This may be not only a better way to remove nitrate from contaminated water, but also an environmentally friendly alternative to produce ammonia. The current, energy-consuming process based on nitrogen gas is the Haber-Bosch process, a mature technology that has been applied for over a century now. It will be difficult to replace. But the electrochemical approach from nitrate could be cheaper than the Haber-Bosch method. The process takes place at room temperature and is powered by electricity, which can be generated sustainably. It is also small-scale and could be applied locally. “So, you do not have to store large quantities of products, with associated safety risks,” Van Langevelde says. “The explosion in Beirut, for example, involved bulk storage of fertilizer.”

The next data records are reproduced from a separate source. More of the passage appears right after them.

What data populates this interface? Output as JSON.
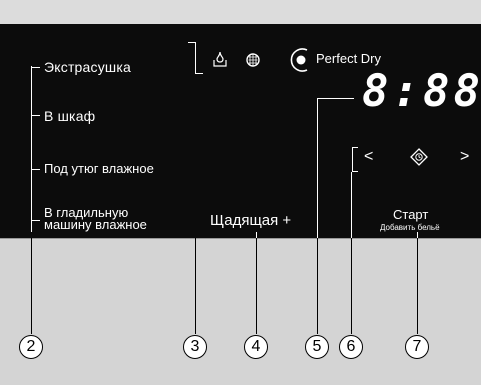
{
  "programs": [
    {
      "label": "Экстрасушка"
    },
    {
      "label": "В шкаф"
    },
    {
      "label": "Под утюг влажное"
    },
    {
      "label_line1": "В гладильную",
      "label_line2": "машину влажное"
    }
  ],
  "icons": [
    "water-drop-icon",
    "lint-filter-icon",
    "perfect-dry-icon"
  ],
  "perfect_dry": "Perfect Dry",
  "display": "8:88",
  "gentle": "Щадящая +",
  "start": "Старт",
  "add_laundry": "Добавить бельё",
  "nav": {
    "left": "<",
    "right": ">"
  },
  "callouts": [
    "2",
    "3",
    "4",
    "5",
    "6",
    "7"
  ]
}
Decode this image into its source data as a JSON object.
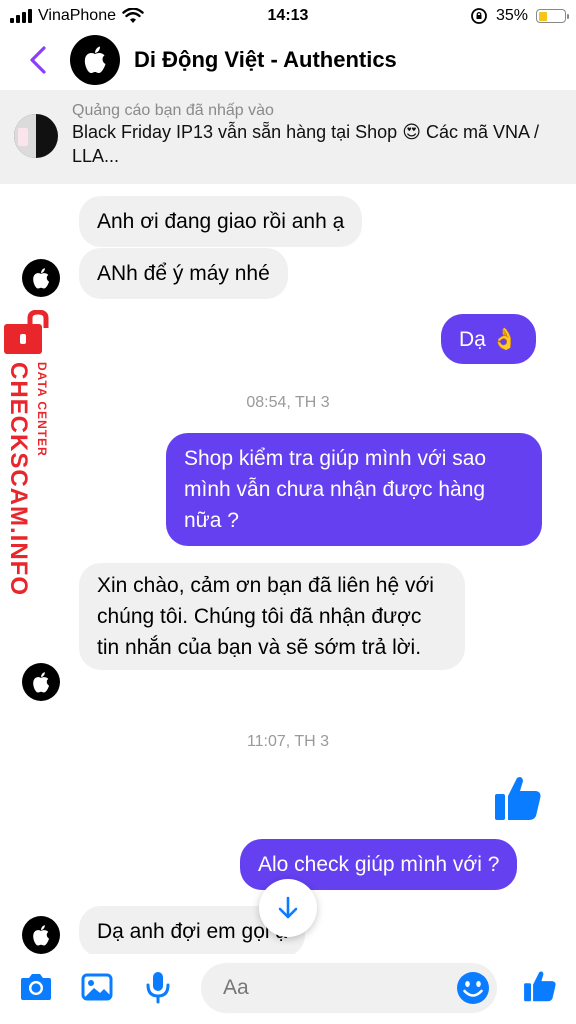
{
  "status_bar": {
    "carrier": "VinaPhone",
    "time": "14:13",
    "battery_percent": "35%",
    "battery_level": 0.35,
    "icons": [
      "signal-icon",
      "wifi-icon",
      "orientation-lock-icon",
      "battery-icon"
    ]
  },
  "header": {
    "title": "Di Động Việt - Authentics",
    "back_icon": "chevron-left-icon",
    "avatar_icon": "apple-logo-icon"
  },
  "ad_banner": {
    "label": "Quảng cáo bạn đã nhấp vào",
    "text": "Black Friday IP13 vẫn sẵn hàng tại Shop 😍 Các mã VNA / LLA..."
  },
  "watermark": {
    "main": "CHECKSCAM.INFO",
    "sub": "DATA CENTER"
  },
  "messages": {
    "m1": "Anh ơi đang giao rồi anh ạ",
    "m2": "ANh để ý máy nhé",
    "m3": "Dạ 👌",
    "ts1": "08:54, TH 3",
    "m4": "Shop kiểm tra giúp mình với sao mình vẫn chưa nhận được hàng nữa ?",
    "m5": "Xin chào, cảm ơn bạn đã liên hệ với chúng tôi. Chúng tôi đã nhận được tin nhắn của bạn và sẽ sớm trả lời.",
    "ts2": "11:07, TH 3",
    "m6": "Alo check giúp mình với ?",
    "m7": "Dạ anh đợi em gọi ạ"
  },
  "composer": {
    "placeholder": "Aa",
    "icons": [
      "camera-icon",
      "photo-icon",
      "microphone-icon",
      "emoji-icon",
      "thumbs-up-icon"
    ]
  },
  "colors": {
    "outgoing_bubble": "#6540f0",
    "incoming_bubble": "#f0f0f0",
    "accent": "#8a3ffc",
    "messenger_blue": "#0a7cff",
    "watermark_red": "#e8262c"
  }
}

Before the electrochemical conversion of nitrate into ammonia can be applied in practice, additional fundamental research is still required, she notes, for example research on suitable catalysts and formation of by-products. And the question remains: which wastewater streams are suitable? Waste streams from nuclear power plants and industry are possibilities but contain other substances that may disrupt the process. “And the amount of nitrate in contaminated groundwater is too small for this application. An extra step to concentrate the nitrate would therefore be needed. So, there are still some barriers to overcome, but the approach looks promising. It may contribute to the restoration of the global nitrogen cycle.”
Reference: “Electrocatalytic Nitrate Reduction for Sustainable Ammonia Production” by Phebe H. van Langevelde, Ioannis Katsounaros, Marc T. M. Koper, 26 January 2021, Joule.